The saga continues with Denis Villeneuve’s Dune: Part Two, which serves as the next chapter of Frank Herbert’s novel. The film’s all-star cast includes Timothée Chalamet, Zendaya, Rebecca Ferguson, Josh Brolin, Austin Butler, Florence Pugh, Dave Bautista, Christopher Walken, Stephen McKinley Henderson, Léa Seydoux, Stellan Skarsgård, Charlotte Rampling, and Javier Bardem.
As you, our loyal readers know, The NOC was created to provide input on the pop culture stories and trends we all love, but with a perspective that assess them from the greater lens of representation for people of color; fans like you. Sometimes in my reviews, I’ll assess a movie purely from an entertainment standpoint. But sometimes, a movie will come along that honestly needs to be looked at closer with both lenses. And Godzilla Vs. Kong, of all things, is actually one of those movies. To be frank, I’d be lying if I said I didn’t like this movie. From an entertainment standpoint it’s actually a huge blast! But for a film in a franchise so heavily tied to Japanese roots, and prior to this installment, honored those roots proudly, it honestly gets me a bit angry whenever I think about it. So, with your permission, and because it’s cheaper than therapy, I’d like to use this review to talk about the things I loved about the film from an entertainment standpoint, the things I disliked from an entertainment standpoint, and the things I hated from a cultural standpoint as a fellow Nerd of Color.
Here we go! After months of fans begging Warner Bros. in the comments section of every social media post they publish online to release it, we finally have a trailer for literally the biggest movie event of the spring: Godzilla Vs. Kong! And it. Kicks. Ass!

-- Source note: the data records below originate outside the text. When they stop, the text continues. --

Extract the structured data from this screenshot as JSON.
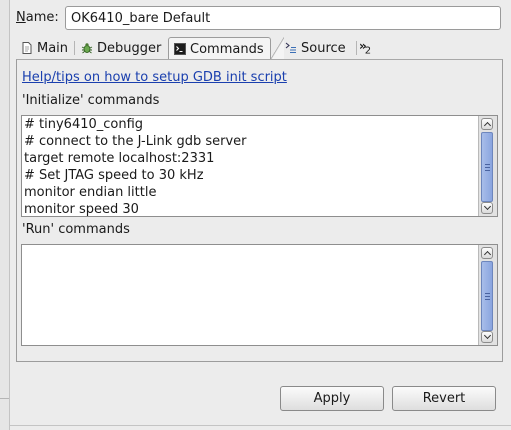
{
  "name_field": {
    "label": "Name:",
    "value": "OK6410_bare Default"
  },
  "tabs": [
    {
      "label": "Main",
      "icon": "document-icon"
    },
    {
      "label": "Debugger",
      "icon": "bug-icon"
    },
    {
      "label": "Commands",
      "icon": "terminal-icon",
      "active": true
    },
    {
      "label": "Source",
      "icon": "source-lookup-icon"
    }
  ],
  "tab_overflow": {
    "chevron": "»",
    "count": "2"
  },
  "help_link": "Help/tips on how to setup GDB init script",
  "init_section": {
    "label": "'Initialize' commands",
    "lines": [
      "# tiny6410_config",
      "# connect to the J-Link gdb server",
      "target remote localhost:2331",
      "# Set JTAG speed to 30 kHz",
      "monitor endian little",
      "monitor speed 30"
    ]
  },
  "run_section": {
    "label": "'Run' commands",
    "lines": []
  },
  "buttons": {
    "apply": "Apply",
    "revert": "Revert"
  },
  "colors": {
    "link": "#1a3fae",
    "scroll_thumb": "#8aa5df",
    "background": "#ececec"
  }
}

I’d like to start the review by posing an analogy: Why do we go to and love John Wick movies? Is it because of the story or character? Hell no! We go because we want to see Keanu capping people left and right with well-choreographed action sequences of hardcore violence and badassery. And when we get that, we appreciate and shower praise on a film like that because our expectations are met (89% on RT). The filmmakers know consciously what kind of movie we want, and that’s what they give us.
Therefore, if we are going to shower praise over John Wick for delivering what we expect and what it promises, we must do the same for Godzilla: King of the Monsters. For me, this is a perfect summer blockbuster through and through, and the first time an American-made, big-budget Godzilla movie genuinely felt like a real Godzilla movie! In other words, this movie delivers what it promises — on what it’s supposed to be — and more!

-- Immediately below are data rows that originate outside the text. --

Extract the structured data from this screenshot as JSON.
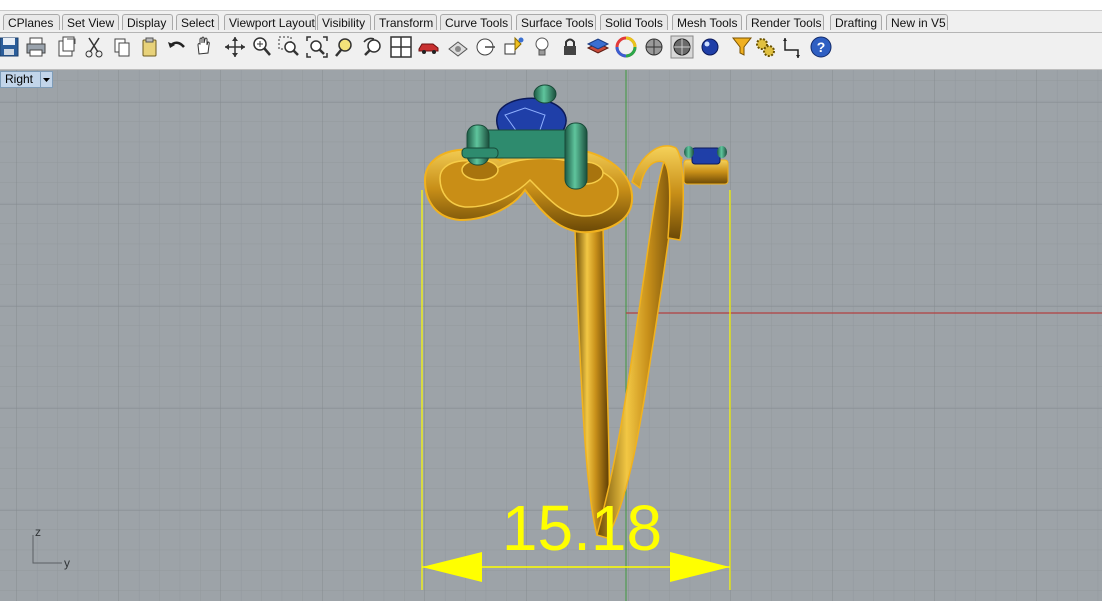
{
  "tabs": [
    {
      "label": "CPlanes"
    },
    {
      "label": "Set View"
    },
    {
      "label": "Display"
    },
    {
      "label": "Select"
    },
    {
      "label": "Viewport Layout"
    },
    {
      "label": "Visibility"
    },
    {
      "label": "Transform"
    },
    {
      "label": "Curve Tools"
    },
    {
      "label": "Surface Tools"
    },
    {
      "label": "Solid Tools"
    },
    {
      "label": "Mesh Tools"
    },
    {
      "label": "Render Tools"
    },
    {
      "label": "Drafting"
    },
    {
      "label": "New in V5"
    }
  ],
  "toolbar": [
    {
      "icon": "save-icon"
    },
    {
      "icon": "print-icon"
    },
    {
      "icon": "export-icon"
    },
    {
      "icon": "cut-icon"
    },
    {
      "icon": "copy-icon"
    },
    {
      "icon": "paste-icon"
    },
    {
      "icon": "undo-icon"
    },
    {
      "icon": "pan-hand-icon"
    },
    {
      "icon": "rotate-view-icon"
    },
    {
      "icon": "zoom-icon"
    },
    {
      "icon": "zoom-window-icon"
    },
    {
      "icon": "zoom-extents-icon"
    },
    {
      "icon": "zoom-selected-icon"
    },
    {
      "icon": "undo-view-icon"
    },
    {
      "icon": "four-viewports-icon"
    },
    {
      "icon": "car-icon"
    },
    {
      "icon": "named-view-icon"
    },
    {
      "icon": "cplane-icon"
    },
    {
      "icon": "snapshot-icon"
    },
    {
      "icon": "light-bulb-icon"
    },
    {
      "icon": "lock-icon"
    },
    {
      "icon": "layer-icon"
    },
    {
      "icon": "color-wheel-icon"
    },
    {
      "icon": "shaded-sphere-icon"
    },
    {
      "icon": "rendered-sphere-icon"
    },
    {
      "icon": "render-blue-sphere-icon"
    },
    {
      "icon": "funnel-icon"
    },
    {
      "icon": "options-gear-icon"
    },
    {
      "icon": "dimension-icon"
    },
    {
      "icon": "help-icon"
    }
  ],
  "viewport": {
    "name": "Right",
    "dimension_value": "15.18",
    "axis_z": "z",
    "axis_y": "y"
  },
  "colors": {
    "viewport_bg": "#9da3a8",
    "grid": "#8f959a",
    "axis_x": "#b34040",
    "axis_y": "#3e9a3e",
    "gold": "#d6a21a",
    "dimension": "#ffff00",
    "prong": "#2e8b6e",
    "stone": "#1f3fa8"
  }
}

Godzilla: King of the Monsters is stomping back to theaters this week! And to celebrate, The Nerds of Color will be publishing our series of interviews with the cast and crew to countdown to the opening of the biggest monster hit of the summer! As part of the series we had a chance to chat with the man with the vision — director/co-writer Michael Dougherty!
When the world needs the King of the Monsters, the King of the Monsters needs his entourage!
This week, the cast of Godzilla: King of the Monsters came out in full force to discuss the next epic installment of Warner Bros. and Legendary’s Monster-Verse franchise with members of the press, and The Nerds of Color were there to bear witness! Present at the event were stars Millie Bobby Brown, O’Shea Jackson, Thomas Middleditch, Kyle Chandler, Bradley Whitford, Ken Watanabe, and director and co-writer Michael Dougherty. The ensemble got together, to discuss monsters, fandom, and the fun and challenges of putting together the $200 million action-monster spectacle.
“So… About last night…” Brown jokingly began to laughs within the crowd.
Let’s be real. You’ve seen this actor before. He’s that Asian guy who played in that blockbuster movie. No, he played that actor in that other film. You’re right. He’s been in all of them.
Ng Chin Han, known simply as Chin Han, is a face you may recognize in blockbuster films like The Dark Knight, 2012, Contagion, Captain America: The Winter Soldier, Independence Day: Resurgence, Ghost in the Shell and now, in this weekend’s Skyscraper. The actor is no stranger to the Hollywood life, but also stays true to his Singaporean roots.
Chin Han was also recently one of 928 inductees invited to join The Academy of Motion Picture Arts and Sciences governing board in an effort to increase diversity and also honor him for his success in Hollywood.
We got to chat with him on the phone about his work on Skyscraper, what his invitation means to him, and why Hollywood is opening its doors to Asia.
All that is lacking in substance is made up for with gorgeous imagery in a Zhang Yimou’s new and pointless film, The Great Wall. Whomever his set people are, give them all the awards because they bring their A-game when it comes to costume and set design. But I digress.
I’m not sure what I expected, but I certainly wasn’t expecting the Silk Road version of Edge of Tomorrow featuring giant Komodo Dragons. Shouldn’t a larger budget allow more time to work on perfecting the CGI? How many Adobe-editing programs did they use to get these monsters to look as fake and silly as they do? Zhang Yimou should stick to martial arts dramas because he is out of his element with The Great Wall.